■ Your objective
Beneath this sentence is a set of records; write each of them out exactly.

■ Working data

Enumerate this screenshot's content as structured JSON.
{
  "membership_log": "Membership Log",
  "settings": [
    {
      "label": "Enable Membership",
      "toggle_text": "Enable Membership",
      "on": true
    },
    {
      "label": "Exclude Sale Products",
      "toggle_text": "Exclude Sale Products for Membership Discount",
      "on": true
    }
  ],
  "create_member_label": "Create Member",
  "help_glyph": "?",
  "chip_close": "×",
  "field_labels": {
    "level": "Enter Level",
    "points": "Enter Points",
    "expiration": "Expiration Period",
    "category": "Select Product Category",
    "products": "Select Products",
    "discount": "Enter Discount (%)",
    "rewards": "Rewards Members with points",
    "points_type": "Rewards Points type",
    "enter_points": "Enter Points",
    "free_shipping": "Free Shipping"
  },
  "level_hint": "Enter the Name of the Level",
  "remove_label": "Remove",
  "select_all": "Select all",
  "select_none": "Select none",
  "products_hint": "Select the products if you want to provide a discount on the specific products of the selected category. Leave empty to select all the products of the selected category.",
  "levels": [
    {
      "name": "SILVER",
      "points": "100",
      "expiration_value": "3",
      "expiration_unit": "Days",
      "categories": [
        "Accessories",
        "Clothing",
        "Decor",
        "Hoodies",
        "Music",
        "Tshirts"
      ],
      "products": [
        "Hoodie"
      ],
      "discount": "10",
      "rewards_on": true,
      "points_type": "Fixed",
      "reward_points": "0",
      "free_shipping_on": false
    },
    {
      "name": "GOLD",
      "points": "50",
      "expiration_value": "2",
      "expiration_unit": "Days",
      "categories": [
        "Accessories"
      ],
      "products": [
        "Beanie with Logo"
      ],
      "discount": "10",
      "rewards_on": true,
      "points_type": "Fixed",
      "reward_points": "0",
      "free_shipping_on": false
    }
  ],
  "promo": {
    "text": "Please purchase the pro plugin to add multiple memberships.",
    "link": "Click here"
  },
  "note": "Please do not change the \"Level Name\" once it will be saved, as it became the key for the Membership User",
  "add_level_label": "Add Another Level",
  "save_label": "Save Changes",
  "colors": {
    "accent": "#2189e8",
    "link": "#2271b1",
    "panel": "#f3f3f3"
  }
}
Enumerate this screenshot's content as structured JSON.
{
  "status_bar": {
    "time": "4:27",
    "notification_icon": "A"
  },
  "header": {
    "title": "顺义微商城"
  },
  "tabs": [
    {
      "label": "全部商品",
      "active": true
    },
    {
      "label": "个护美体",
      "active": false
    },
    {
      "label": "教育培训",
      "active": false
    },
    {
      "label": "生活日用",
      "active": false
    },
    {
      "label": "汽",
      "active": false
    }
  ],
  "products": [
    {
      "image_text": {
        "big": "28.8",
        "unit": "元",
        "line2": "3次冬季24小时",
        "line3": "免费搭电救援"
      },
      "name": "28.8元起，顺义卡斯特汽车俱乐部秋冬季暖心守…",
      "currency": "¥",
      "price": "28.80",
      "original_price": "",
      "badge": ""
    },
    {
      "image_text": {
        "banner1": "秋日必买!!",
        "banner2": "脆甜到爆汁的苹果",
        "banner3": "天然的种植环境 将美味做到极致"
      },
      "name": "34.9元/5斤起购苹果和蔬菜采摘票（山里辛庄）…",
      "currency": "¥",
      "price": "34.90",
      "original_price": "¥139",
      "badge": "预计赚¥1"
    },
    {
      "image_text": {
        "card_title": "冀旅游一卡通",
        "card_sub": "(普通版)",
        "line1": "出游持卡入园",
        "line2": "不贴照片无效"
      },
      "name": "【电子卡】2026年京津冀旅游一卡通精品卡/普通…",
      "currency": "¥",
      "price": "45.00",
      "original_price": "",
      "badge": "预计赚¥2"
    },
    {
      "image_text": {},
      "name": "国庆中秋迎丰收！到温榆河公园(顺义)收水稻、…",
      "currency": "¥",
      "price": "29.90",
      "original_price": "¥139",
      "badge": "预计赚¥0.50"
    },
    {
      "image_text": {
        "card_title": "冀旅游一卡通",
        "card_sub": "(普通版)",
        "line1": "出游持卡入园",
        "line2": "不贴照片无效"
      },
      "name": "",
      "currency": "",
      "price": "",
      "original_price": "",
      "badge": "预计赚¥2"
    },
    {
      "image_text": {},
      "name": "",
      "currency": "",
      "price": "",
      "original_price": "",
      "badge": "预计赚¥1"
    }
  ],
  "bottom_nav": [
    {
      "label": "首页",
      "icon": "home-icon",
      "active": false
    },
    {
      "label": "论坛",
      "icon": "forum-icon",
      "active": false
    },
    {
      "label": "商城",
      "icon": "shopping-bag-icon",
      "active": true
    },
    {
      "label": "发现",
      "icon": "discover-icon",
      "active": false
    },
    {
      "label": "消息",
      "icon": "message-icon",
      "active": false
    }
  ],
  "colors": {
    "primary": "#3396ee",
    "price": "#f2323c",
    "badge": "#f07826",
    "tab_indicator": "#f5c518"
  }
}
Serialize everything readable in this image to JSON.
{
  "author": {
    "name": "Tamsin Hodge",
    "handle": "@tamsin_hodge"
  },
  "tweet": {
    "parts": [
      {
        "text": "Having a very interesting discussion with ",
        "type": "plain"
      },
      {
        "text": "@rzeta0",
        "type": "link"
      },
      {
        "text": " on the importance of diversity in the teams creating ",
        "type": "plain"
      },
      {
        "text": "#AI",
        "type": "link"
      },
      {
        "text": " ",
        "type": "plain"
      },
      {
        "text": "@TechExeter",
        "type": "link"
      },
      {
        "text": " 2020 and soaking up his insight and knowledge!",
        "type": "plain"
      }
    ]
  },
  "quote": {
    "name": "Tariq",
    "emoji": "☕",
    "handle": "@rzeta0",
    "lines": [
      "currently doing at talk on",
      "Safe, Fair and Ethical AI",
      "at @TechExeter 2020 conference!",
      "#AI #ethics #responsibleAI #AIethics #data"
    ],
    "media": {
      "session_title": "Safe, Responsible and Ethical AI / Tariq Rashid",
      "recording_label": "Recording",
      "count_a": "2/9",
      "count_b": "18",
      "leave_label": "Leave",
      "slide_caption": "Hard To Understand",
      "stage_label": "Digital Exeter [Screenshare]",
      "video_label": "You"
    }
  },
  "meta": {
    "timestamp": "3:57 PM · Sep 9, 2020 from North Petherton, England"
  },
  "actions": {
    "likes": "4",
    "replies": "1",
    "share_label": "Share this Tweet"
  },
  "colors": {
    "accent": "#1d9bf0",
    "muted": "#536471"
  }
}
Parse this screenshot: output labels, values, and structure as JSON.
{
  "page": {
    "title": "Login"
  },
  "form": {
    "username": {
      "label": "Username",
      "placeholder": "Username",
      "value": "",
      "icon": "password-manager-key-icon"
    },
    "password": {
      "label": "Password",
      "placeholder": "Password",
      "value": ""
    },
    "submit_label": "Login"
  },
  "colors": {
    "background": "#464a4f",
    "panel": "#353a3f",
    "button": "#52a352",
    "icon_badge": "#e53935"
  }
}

■ Answer to the exercise
Enumerate this screenshot's content as structured JSON.
{
  "membership_log": "Membership Log",
  "settings": [
    {
      "label": "Enable Membership",
      "toggle_text": "Enable Membership",
      "on": true
    },
    {
      "label": "Exclude Sale Products",
      "toggle_text": "Exclude Sale Products for Membership Discount",
      "on": true
    }
  ],
  "create_member_label": "Create Member",
  "help_glyph": "?",
  "chip_close": "×",
  "field_labels": {
    "level": "Enter Level",
    "points": "Enter Points",
    "expiration": "Expiration Period",
    "category": "Select Product Category",
    "products": "Select Products",
    "discount": "Enter Discount (%)",
    "rewards": "Rewards Members with points",
    "points_type": "Rewards Points type",
    "enter_points": "Enter Points",
    "free_shipping": "Free Shipping"
  },
  "level_hint": "Enter the Name of the Level",
  "remove_label": "Remove",
  "select_all": "Select all",
  "select_none": "Select none",
  "products_hint": "Select the products if you want to provide a discount on the specific products of the selected category. Leave empty to select all the products of the selected category.",
  "levels": [
    {
      "name": "SILVER",
      "points": "100",
      "expiration_value": "3",
      "expiration_unit": "Days",
      "categories": [
        "Accessories",
        "Clothing",
        "Decor",
        "Hoodies",
        "Music",
        "Tshirts"
      ],
      "products": [
        "Hoodie"
      ],
      "discount": "10",
      "rewards_on": true,
      "points_type": "Fixed",
      "reward_points": "0",
      "free_shipping_on": false
    },
    {
      "name": "GOLD",
      "points": "50",
      "expiration_value": "2",
      "expiration_unit": "Days",
      "categories": [
        "Accessories"
      ],
      "products": [
        "Beanie with Logo"
      ],
      "discount": "10",
      "rewards_on": true,
      "points_type": "Fixed",
      "reward_points": "0",
      "free_shipping_on": false
    }
  ],
  "promo": {
    "text": "Please purchase the pro plugin to add multiple memberships.",
    "link": "Click here"
  },
  "note": "Please do not change the \"Level Name\" once it will be saved, as it became the key for the Membership User",
  "add_level_label": "Add Another Level",
  "save_label": "Save Changes",
  "colors": {
    "accent": "#2189e8",
    "link": "#2271b1",
    "panel": "#f3f3f3"
  }
}
Enumerate this screenshot's content as structured JSON.
{
  "status_bar": {
    "time": "4:27",
    "notification_icon": "A"
  },
  "header": {
    "title": "顺义微商城"
  },
  "tabs": [
    {
      "label": "全部商品",
      "active": true
    },
    {
      "label": "个护美体",
      "active": false
    },
    {
      "label": "教育培训",
      "active": false
    },
    {
      "label": "生活日用",
      "active": false
    },
    {
      "label": "汽",
      "active": false
    }
  ],
  "products": [
    {
      "image_text": {
        "big": "28.8",
        "unit": "元",
        "line2": "3次冬季24小时",
        "line3": "免费搭电救援"
      },
      "name": "28.8元起，顺义卡斯特汽车俱乐部秋冬季暖心守…",
      "currency": "¥",
      "price": "28.80",
      "original_price": "",
      "badge": ""
    },
    {
      "image_text": {
        "banner1": "秋日必买!!",
        "banner2": "脆甜到爆汁的苹果",
        "banner3": "天然的种植环境 将美味做到极致"
      },
      "name": "34.9元/5斤起购苹果和蔬菜采摘票（山里辛庄）…",
      "currency": "¥",
      "price": "34.90",
      "original_price": "¥139",
      "badge": "预计赚¥1"
    },
    {
      "image_text": {
        "card_title": "冀旅游一卡通",
        "card_sub": "(普通版)",
        "line1": "出游持卡入园",
        "line2": "不贴照片无效"
      },
      "name": "【电子卡】2026年京津冀旅游一卡通精品卡/普通…",
      "currency": "¥",
      "price": "45.00",
      "original_price": "",
      "badge": "预计赚¥2"
    },
    {
      "image_text": {},
      "name": "国庆中秋迎丰收！到温榆河公园(顺义)收水稻、…",
      "currency": "¥",
      "price": "29.90",
      "original_price": "¥139",
      "badge": "预计赚¥0.50"
    },
    {
      "image_text": {
        "card_title": "冀旅游一卡通",
        "card_sub": "(普通版)",
        "line1": "出游持卡入园",
        "line2": "不贴照片无效"
      },
      "name": "",
      "currency": "",
      "price": "",
      "original_price": "",
      "badge": "预计赚¥2"
    },
    {
      "image_text": {},
      "name": "",
      "currency": "",
      "price": "",
      "original_price": "",
      "badge": "预计赚¥1"
    }
  ],
  "bottom_nav": [
    {
      "label": "首页",
      "icon": "home-icon",
      "active": false
    },
    {
      "label": "论坛",
      "icon": "forum-icon",
      "active": false
    },
    {
      "label": "商城",
      "icon": "shopping-bag-icon",
      "active": true
    },
    {
      "label": "发现",
      "icon": "discover-icon",
      "active": false
    },
    {
      "label": "消息",
      "icon": "message-icon",
      "active": false
    }
  ],
  "colors": {
    "primary": "#3396ee",
    "price": "#f2323c",
    "badge": "#f07826",
    "tab_indicator": "#f5c518"
  }
}
Serialize everything readable in this image to JSON.
{
  "author": {
    "name": "Tamsin Hodge",
    "handle": "@tamsin_hodge"
  },
  "tweet": {
    "parts": [
      {
        "text": "Having a very interesting discussion with ",
        "type": "plain"
      },
      {
        "text": "@rzeta0",
        "type": "link"
      },
      {
        "text": " on the importance of diversity in the teams creating ",
        "type": "plain"
      },
      {
        "text": "#AI",
        "type": "link"
      },
      {
        "text": " ",
        "type": "plain"
      },
      {
        "text": "@TechExeter",
        "type": "link"
      },
      {
        "text": " 2020 and soaking up his insight and knowledge!",
        "type": "plain"
      }
    ]
  },
  "quote": {
    "name": "Tariq",
    "emoji": "☕",
    "handle": "@rzeta0",
    "lines": [
      "currently doing at talk on",
      "Safe, Fair and Ethical AI",
      "at @TechExeter 2020 conference!",
      "#AI #ethics #responsibleAI #AIethics #data"
    ],
    "media": {
      "session_title": "Safe, Responsible and Ethical AI / Tariq Rashid",
      "recording_label": "Recording",
      "count_a": "2/9",
      "count_b": "18",
      "leave_label": "Leave",
      "slide_caption": "Hard To Understand",
      "stage_label": "Digital Exeter [Screenshare]",
      "video_label": "You"
    }
  },
  "meta": {
    "timestamp": "3:57 PM · Sep 9, 2020 from North Petherton, England"
  },
  "actions": {
    "likes": "4",
    "replies": "1",
    "share_label": "Share this Tweet"
  },
  "colors": {
    "accent": "#1d9bf0",
    "muted": "#536471"
  }
}
Parse this screenshot: output labels, values, and structure as JSON.
{
  "page": {
    "title": "Login"
  },
  "form": {
    "username": {
      "label": "Username",
      "placeholder": "Username",
      "value": "",
      "icon": "password-manager-key-icon"
    },
    "password": {
      "label": "Password",
      "placeholder": "Password",
      "value": ""
    },
    "submit_label": "Login"
  },
  "colors": {
    "background": "#464a4f",
    "panel": "#353a3f",
    "button": "#52a352",
    "icon_badge": "#e53935"
  }
}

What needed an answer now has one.